On Saturday, she will dance a solo and a duet for DanceLAB: Get It Out There at Danceworks in Milwaukee. The show starts at 6 p.m. if you’re able to attend. I highly recommend.
Elisabeth moves weightlessly, like swirling fall leaf, and she dances with the kind of passion that zings your heart.
A few weeks ago, I had the opportunity to take a dance class taught by Elisabeth and, though my last formal dance training came courtesy of the Green Bay Park and Rec Department in 1968, I thought it would be fun.
Of course, I was delusional. I knew it when I peaked in the classroom window and spotted my classmates, trained dancers all, warming up.
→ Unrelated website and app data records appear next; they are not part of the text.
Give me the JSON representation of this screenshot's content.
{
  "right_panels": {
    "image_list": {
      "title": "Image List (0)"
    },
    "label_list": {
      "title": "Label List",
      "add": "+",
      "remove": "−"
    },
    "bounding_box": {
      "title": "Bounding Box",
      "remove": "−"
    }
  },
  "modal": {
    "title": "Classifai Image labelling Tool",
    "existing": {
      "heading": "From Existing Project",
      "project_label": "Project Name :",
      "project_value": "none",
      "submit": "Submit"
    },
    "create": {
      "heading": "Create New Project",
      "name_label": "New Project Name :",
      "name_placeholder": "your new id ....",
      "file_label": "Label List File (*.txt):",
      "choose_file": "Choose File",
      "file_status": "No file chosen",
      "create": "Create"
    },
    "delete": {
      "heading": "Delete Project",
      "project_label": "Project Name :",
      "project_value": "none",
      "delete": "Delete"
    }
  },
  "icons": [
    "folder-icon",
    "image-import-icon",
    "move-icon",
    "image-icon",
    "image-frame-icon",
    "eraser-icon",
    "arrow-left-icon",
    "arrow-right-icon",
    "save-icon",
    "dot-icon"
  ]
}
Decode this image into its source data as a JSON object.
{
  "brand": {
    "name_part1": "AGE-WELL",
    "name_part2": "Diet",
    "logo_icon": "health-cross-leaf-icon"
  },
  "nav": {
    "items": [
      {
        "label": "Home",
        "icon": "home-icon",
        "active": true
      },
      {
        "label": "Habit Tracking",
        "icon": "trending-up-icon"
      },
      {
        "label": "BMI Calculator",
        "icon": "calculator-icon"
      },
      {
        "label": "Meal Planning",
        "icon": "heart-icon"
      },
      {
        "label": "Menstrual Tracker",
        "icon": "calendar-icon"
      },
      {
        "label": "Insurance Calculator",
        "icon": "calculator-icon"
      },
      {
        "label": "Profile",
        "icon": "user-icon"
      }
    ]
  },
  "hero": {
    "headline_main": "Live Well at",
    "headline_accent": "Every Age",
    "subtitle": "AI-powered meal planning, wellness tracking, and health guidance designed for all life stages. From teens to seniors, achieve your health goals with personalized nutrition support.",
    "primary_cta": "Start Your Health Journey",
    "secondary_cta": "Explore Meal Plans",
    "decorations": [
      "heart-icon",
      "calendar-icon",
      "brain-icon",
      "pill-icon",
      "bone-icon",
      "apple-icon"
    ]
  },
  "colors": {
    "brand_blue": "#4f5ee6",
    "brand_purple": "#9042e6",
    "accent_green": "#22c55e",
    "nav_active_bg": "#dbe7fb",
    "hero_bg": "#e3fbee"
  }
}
I am a kitchen dancer, flexible as a wooden broom. My dance lexicon comes courtesy of Debbie Allen. “You got big dreams? You want Fame? Well, Fame costs. And right here is where you start paying. In sweat.”
Sweat I can do. I’m actually a very good sweater.
I stepped into the room. I did not excel.
The trick, for you fellow kitchen dancers considering a formal class, is to not look at yourself in that horrifyingly ubiquitous dance room mirror. Don’t look. Don’t think. Hold your head high. Laugh, if you can spare the breath.
That’s what I did, anyway, and look! It only took two months for me to recover enough dignity to write about it.
I am a huge fan of people brave enough to carve out an unconventional career based on their passion and unique abilities. I admire Elisabeth and her graceful pursuit.
And, I’m grateful for the opportunity to stretch myself in the company of talented dancers, led by a smiley, graceful young woman I’ve known since she was a kid.
Bravo, Elisabeth! I can’t wait to see what the future holds for you.